No, no, no! Our Christ-shaped doctrine of freedom completely obliterates the notion of secret basements within myself. There simply do not exist within me little safe-havens for self. There’s no such thing as me-time or me-space. The real me, down to the very depths, is found in going outside myself. I am in Christ – hidden in Him. And He is in me – in all of me. Your Father sees what is done in secret. Where can we go from His Spirit? We may descend into some imagined basement of ourselves, but we’ll find Jesus right there. And if we are in our right minds we’ll rejoice, because who wants a Christless basement?
CS Lewis, looking back on his non-Christian days, said the word he hated more than all others was “interference”. And this is completely in line with the most cherished notions of our day – i.e. within myself, down beneath the claims of others, lies the real me. Untouchable, independent, proud, responsible. And we erect barriers to guard this precious sphere.
And of course whenever the lie is believed that we have such spheres it cultivates sin like nothing else. Pride, lust, gossip, self-righteousness, entitlement, anger, self-serving – you name it, these sins thrive on the notion that there is a ‘me’ down here who then has the choice of how to use my will.
We must hear the gospel again. I am already and down to the very depths of me claimed, purchased, ransomed, possessed by Christ. It’s not a case of the real me now deciding to walk with Christ – as though I have some ‘freedom’ to follow or not. Disobedience is not an option. It happens to be sure. But in another sense ‘how can you live in sin any more.’ (Rom 6:2).

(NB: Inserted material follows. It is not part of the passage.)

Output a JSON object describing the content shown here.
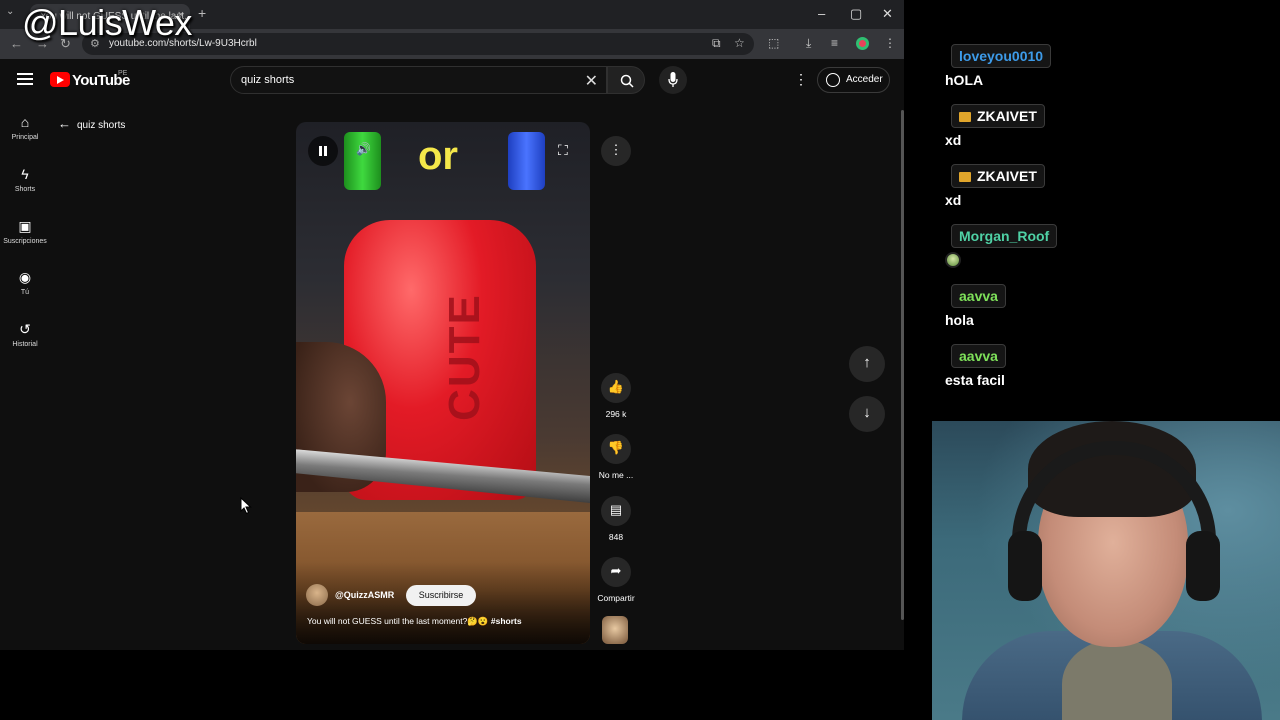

There is an impossibility to sin that we mustn’t minimize just because we manage to do the impossible all the time. To act out of step with my redeemed identity is not the rational choice of a free self for whom righteousness and wickedness lie open as equally valid options. Read Romans 6 and 7 again to see Paul wrestling out loud with the impossibility and yet the absurd and horrific presence of sin in the Christian life. Sin is not an option. And though it happens it happens only in contradiction to our true selves and our true freedom.
The point of all this is that the Christian is not (in Barth’s phrase) Hercules at the crossroads. We’re not the captains of our souls or masters of our fates. No, Jesus has lifted us out of that position (which we called freedom and He called slavery) and united us to Himself. The real me has been completely re-constituted by Christ and already claimed by Him. We are already on the path. There’s nothing left for me to do except joyfully participate in this new humanity. To keep in step with this reality is to find my true self and experience the freedom that is already mine in my Redeemer.
1 O LORD, you have searched me and you know me. 2 You know when I sit and when I rise; you perceive my thoughts from afar. 3 You discern my going out and my lying down; you are familiar with all my ways. 4 Before a word is on my tongue you know it completely, O LORD. 5 You hem me in–behind and before; you have laid your hand upon me. 6 Such knowledge is too wonderful for me, too lofty for me to attain. 7 Where can I go from your Spirit? Where can I flee from your presence? 8 If I go up to the heavens, you are there; if I make my bed in the depths, you are there. 9 If I rise on the wings of the dawn, if I settle on the far side of the sea, 10 even there your hand will guide me, your right hand will hold me fast. 11 If I say, “Surely the darkness will hide me and the light become night around me,” 12 even the darkness will not be dark to you; the night will shine like the day, for darkness is as light to you. (Psalm 139:1-12)
I was crucified with Christ and I no longer live but Christ lives in me. The life I live in the body I live by faith in the Son of God, who loved me and gave Himself for me. (Galatians 2:20)